If you already accepted a card with high interest or fees, pay it off or transfer the money to a low-interest, no-fee card and close the expensive account.

Use Credit Wisely

Use your credit card carefully. Before you buy something, ask yourself if you can afford to pay for it in full at the end of the month. If you can’t then wait to buy it.

Remember, even though it seems easy to charge things now, you will eventually have to pay for that purchase. At minimum wage, or a low starting wage after college, you have to work more than 23 hours to pay for a $200 cell phone plus interest.

It’s a good idea to have a credit card on hand for emergencies and necessities. Car repairs and groceries are necessities.

Pizza, movies, and concert tickets are not. If you earn enough to pay the bill for those fun things at the end of the month, then it’s okay to charge them (though it is never too early to start building an emergency fund).

Do Not Carry a Balance

According to a credit card myth, carrying a balance improves your credit score. This is not true. Carrying a balance attracts more credit card offers, and it costs you more money. Try to pay off your credit card every month.

Pay Off Student Credit Card Debt

If you already accumulated debt, do not wait until you graduate to start paying it off. The sooner you start, the less money it will cost you in the end. Follow these tips to get out of debt faster:

  • Live within your means. The freedom to use a credit card is not a license to spend money. Don’t spend more than you can afford to spend, treating your credit card like free money. Remember that if you don’t pay your bill in full each month, the interest you are charged inflates the cost of what you bought. Consider whether the $50 purchase you make would be worth paying the $70 it will cost you, if you pay it over time.
  • Pay off the card with the highest interest rate first. If you have more than one card, the pay as much as you can on the card with the highest interest rate and only the required monthly minimum payment on the rest of your cards. When the first one is paid off, start paying more on the second one. If you don’t have a part-time job, get one so you can start paying your debts.
  • Don’t charge new purchases. If you can’t avoid the temptation to charge more, ask your parents to hold onto your cards. If you want to fit in with friends who have cards, get a debit card. It’s convenient and it won’t collect interest because the money is removed from you bank account right away.
  • Always pay on time. If you’re late, even by one day, your credit card company can increase your interest rate to 29% and charge you a hefty late fee. Your other credit card issuers can also boost your interest rate, even if you aren’t late paying them. Consider using an automatic bill paying system, paying your bills online through the creditor’s Web site or your bank’s Web site.
  • Ask for a lower interest rate.. Your credit card company wants to keep you as a customer.
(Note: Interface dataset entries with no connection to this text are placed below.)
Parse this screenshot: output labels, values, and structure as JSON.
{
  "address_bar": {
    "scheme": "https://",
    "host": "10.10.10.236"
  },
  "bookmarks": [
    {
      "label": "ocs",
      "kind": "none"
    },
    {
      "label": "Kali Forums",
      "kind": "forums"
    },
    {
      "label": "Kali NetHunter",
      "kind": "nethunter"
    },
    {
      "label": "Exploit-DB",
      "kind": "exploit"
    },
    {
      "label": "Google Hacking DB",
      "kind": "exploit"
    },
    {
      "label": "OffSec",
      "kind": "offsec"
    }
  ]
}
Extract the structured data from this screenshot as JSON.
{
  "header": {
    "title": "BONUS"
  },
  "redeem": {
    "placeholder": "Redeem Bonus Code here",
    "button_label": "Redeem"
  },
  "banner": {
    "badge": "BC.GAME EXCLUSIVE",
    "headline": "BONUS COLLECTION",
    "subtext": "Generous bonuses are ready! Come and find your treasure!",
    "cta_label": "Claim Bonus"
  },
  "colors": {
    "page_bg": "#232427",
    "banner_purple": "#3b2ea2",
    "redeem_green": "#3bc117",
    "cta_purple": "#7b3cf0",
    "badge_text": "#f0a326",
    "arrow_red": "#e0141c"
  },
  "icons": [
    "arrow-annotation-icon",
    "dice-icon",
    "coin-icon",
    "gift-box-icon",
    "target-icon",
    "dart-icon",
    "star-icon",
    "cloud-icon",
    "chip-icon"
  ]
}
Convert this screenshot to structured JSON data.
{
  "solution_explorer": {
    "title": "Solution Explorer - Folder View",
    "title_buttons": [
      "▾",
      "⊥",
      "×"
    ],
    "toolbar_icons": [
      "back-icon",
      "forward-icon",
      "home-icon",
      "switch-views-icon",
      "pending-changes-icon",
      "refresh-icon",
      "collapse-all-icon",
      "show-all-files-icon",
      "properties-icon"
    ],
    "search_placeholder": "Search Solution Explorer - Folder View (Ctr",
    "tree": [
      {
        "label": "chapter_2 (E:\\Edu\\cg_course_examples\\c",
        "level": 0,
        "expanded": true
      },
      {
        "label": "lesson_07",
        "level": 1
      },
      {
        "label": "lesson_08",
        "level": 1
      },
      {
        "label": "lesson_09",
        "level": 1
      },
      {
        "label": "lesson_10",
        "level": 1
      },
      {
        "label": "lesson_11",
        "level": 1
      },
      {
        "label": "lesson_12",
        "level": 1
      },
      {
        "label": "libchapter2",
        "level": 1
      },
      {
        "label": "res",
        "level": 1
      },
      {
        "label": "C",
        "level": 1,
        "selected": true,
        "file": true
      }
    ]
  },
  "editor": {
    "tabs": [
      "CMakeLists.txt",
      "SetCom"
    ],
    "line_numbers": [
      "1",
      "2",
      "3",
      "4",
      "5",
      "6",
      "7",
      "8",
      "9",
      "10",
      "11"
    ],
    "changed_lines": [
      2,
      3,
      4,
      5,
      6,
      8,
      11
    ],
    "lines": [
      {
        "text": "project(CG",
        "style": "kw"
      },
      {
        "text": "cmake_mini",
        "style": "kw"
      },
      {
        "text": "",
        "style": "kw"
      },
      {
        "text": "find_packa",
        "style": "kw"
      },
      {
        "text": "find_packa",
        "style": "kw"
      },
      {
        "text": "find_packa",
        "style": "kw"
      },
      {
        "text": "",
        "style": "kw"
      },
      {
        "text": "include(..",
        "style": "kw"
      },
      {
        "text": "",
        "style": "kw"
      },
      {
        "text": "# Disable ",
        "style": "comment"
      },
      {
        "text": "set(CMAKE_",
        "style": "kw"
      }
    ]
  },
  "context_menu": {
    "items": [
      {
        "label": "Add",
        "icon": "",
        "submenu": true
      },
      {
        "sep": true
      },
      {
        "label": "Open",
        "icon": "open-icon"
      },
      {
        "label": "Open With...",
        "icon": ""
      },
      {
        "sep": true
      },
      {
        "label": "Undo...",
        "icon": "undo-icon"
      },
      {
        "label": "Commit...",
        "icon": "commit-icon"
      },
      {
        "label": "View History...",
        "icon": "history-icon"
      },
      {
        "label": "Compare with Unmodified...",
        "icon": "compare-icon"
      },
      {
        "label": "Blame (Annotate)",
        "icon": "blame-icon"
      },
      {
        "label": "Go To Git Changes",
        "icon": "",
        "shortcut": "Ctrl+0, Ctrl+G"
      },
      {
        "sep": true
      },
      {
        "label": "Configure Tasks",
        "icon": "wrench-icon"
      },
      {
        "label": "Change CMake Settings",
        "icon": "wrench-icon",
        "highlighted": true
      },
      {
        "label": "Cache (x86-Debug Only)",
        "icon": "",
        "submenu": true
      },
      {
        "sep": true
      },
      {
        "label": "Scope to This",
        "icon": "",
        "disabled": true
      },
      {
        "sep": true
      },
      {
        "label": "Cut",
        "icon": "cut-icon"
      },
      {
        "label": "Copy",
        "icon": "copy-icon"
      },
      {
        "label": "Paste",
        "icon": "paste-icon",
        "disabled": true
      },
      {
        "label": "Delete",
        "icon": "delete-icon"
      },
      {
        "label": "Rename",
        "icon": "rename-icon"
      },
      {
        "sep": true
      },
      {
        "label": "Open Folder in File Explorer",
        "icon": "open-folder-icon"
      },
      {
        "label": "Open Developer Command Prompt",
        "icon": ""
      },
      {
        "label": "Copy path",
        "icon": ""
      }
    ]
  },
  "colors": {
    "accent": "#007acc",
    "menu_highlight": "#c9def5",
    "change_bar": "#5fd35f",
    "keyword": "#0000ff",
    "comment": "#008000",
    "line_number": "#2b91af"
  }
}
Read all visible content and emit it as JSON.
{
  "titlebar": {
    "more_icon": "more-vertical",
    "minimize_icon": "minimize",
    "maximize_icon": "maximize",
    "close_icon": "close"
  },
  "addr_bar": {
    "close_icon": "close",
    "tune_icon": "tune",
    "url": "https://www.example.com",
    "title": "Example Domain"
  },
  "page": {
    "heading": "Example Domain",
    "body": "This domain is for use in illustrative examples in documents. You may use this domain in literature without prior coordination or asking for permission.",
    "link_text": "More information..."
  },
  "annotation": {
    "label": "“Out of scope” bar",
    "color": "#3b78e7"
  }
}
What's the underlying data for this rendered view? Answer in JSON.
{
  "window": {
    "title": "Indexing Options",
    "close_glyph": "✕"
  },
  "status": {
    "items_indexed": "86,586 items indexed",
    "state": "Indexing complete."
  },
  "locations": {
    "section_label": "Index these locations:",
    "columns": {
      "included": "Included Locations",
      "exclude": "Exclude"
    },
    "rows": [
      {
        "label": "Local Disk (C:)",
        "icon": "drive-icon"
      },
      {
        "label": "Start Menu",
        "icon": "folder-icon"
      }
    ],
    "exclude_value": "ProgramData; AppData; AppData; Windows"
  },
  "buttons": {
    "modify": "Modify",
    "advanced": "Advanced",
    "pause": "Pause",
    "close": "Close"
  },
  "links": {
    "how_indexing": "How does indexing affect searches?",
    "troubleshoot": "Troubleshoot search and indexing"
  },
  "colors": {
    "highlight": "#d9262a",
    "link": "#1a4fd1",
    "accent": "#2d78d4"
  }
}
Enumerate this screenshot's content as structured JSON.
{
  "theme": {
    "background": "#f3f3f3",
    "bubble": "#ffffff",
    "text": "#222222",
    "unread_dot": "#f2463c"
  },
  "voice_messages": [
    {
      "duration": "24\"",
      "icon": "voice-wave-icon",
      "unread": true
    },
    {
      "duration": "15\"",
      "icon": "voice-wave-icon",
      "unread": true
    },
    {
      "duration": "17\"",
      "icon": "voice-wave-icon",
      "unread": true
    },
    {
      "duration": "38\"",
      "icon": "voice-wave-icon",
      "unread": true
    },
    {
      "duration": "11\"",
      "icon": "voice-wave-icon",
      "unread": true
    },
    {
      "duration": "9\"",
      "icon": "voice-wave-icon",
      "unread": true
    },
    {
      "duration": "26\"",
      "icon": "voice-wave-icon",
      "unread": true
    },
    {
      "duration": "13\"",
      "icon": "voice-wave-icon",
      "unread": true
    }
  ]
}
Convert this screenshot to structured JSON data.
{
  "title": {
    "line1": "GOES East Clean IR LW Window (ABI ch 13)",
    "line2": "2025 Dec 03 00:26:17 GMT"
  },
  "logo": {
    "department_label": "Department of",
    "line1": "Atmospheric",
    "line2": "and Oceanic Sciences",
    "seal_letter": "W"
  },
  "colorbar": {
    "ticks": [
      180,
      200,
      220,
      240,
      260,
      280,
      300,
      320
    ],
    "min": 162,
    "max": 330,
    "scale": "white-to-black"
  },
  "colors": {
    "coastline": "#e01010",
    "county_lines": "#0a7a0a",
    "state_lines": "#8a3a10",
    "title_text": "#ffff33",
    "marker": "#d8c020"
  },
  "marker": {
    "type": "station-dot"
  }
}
If you ask for a rate reduction, they might do it. While you’re on the phone, ask them to reduce your credit limit so you can’t charge anything else on the card.
  • Transfer your balances. If you have money to make payments and your card companies won’t reduce your rate, apply for a low-interest rate card and transfer your balances. Then pay off the card before the low-interest period runs out.

It is best to avoid student credit card debt, but if you already have it, do not wait to pay it off. The sooner you start working to get out from under your debts, the better your chances to leave college debt free, leaving you able to enjoy more of your money after college.